  2. Dirk Van Tuerenhout says:

    Hello Raime,

    Thank you for your comment. I am more specialized in Mesoamerican cultures than in Caribbean cultures. I am sure you are correct that there are few – if any – prehispanic writing systems in the Caribbean. The reason the carver from Oaxaca was able to connect with his past is because that particular codex he borrowed from survived the turmoil that was the Conquest. I hope you will be able to come see the exhibit. Kind regards, Dirk Van Tuerenhout.

Leave a Reply

Your email address will not be published. Required fields are marked *

Become An HMNS Member

With a membership level for everyone; Don't just read about it, see it.

View All Membership Levels

Editor's Picks May Educator How-To: Make a Roman Mosaic What’s The Splatter? The Science Behind Bug Guts on your Windshield. 5 Of The Rarest Objects On Display At HMNS Questions From A Perceptive Third Grader New Special Exhibition at HMNS – Vanishing Arts: Highlights from the Beasley-Hwang Collection Your Spring Break Guide for a Fossil-filled Visit to HMNS
Follow And Subscribe

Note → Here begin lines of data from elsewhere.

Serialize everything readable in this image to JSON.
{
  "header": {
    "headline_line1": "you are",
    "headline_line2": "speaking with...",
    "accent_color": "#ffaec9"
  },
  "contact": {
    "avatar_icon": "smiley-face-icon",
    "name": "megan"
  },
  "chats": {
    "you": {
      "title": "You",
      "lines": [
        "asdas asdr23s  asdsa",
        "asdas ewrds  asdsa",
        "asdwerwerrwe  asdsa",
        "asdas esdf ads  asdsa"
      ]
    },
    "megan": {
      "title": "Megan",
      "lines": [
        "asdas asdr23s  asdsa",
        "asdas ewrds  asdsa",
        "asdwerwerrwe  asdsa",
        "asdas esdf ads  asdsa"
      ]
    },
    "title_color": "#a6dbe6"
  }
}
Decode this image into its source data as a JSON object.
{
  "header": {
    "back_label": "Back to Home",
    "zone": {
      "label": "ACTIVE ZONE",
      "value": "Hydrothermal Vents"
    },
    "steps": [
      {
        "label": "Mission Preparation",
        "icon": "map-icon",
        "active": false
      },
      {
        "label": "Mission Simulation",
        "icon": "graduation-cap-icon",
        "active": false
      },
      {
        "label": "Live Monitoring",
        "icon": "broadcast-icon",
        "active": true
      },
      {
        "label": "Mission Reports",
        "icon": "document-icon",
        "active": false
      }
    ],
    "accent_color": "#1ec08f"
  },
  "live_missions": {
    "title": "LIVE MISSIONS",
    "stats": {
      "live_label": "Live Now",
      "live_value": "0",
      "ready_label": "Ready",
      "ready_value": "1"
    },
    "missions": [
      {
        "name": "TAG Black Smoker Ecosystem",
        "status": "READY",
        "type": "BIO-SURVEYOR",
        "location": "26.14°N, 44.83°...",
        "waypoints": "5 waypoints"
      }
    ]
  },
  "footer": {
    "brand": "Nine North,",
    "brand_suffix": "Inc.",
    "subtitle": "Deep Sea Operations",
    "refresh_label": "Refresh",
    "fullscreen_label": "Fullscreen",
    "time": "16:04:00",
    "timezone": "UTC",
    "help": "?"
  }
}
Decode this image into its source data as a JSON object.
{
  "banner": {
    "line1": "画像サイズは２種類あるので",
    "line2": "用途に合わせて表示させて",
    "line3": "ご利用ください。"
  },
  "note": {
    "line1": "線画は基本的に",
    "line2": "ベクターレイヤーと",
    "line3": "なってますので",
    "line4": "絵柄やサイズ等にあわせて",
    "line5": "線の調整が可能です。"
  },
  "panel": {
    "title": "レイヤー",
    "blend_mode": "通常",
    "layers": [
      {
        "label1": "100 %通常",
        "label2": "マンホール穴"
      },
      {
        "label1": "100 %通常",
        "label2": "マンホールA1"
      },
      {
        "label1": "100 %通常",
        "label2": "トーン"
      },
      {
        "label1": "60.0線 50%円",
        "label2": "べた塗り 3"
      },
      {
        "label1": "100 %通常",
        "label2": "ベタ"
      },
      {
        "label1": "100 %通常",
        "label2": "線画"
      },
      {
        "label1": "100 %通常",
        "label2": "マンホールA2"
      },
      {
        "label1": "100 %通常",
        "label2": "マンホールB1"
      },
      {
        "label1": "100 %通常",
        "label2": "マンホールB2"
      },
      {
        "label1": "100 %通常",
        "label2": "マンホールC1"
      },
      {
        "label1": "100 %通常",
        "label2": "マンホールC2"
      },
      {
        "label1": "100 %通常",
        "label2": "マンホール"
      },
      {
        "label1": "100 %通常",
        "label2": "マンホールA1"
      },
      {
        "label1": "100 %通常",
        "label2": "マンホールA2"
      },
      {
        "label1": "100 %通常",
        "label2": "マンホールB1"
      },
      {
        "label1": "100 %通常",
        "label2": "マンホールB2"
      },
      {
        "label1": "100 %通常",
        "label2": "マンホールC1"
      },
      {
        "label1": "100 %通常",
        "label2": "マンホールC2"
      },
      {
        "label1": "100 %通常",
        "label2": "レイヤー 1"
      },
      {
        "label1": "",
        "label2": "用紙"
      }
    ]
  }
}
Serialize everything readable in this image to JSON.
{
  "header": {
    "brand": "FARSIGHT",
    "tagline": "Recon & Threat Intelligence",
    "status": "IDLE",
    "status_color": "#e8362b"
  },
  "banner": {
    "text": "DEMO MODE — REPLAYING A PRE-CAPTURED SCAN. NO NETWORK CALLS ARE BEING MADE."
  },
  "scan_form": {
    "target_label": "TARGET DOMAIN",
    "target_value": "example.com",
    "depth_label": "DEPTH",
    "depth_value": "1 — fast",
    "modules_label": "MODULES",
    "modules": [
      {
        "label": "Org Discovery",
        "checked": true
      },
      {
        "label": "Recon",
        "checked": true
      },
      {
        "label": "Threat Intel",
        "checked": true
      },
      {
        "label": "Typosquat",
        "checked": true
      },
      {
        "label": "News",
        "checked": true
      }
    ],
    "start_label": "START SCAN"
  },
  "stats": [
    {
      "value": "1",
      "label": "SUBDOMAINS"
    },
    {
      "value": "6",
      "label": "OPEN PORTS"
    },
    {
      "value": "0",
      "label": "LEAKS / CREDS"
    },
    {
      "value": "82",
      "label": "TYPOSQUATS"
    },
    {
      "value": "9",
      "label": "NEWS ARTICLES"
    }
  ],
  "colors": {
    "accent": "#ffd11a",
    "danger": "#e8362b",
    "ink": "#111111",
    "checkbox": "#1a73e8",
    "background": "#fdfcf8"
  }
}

Equally Interesting Posts




HMNS at Hermann Park

5555 Hermann Park Dr.
Houston,Texas 77030
(713) 639-4629


Get Directions Offering varies by location
HMNS at Sugar Land

13016 University Blvd.
Sugar Land, Texas 77479
(281) 313-2277


Get Directions Offering varies by location
George Observatory

21901 FM 762 Rd.
Needville, Texas 77461
(281) 242-3055

Hours
Tuesday - Saturday By Reservation
Saturdays 3:00PM - 10:00PM
Saturdays (DST) 3:00PM - 11:00PM
DST = Daylight Savings Time.
Please call for holiday hours. Entry to Brazos Bend State Park ends at 9:30 p.m. daily
Get Directions Offering varies by location

Stay in the know. Join our mailing list.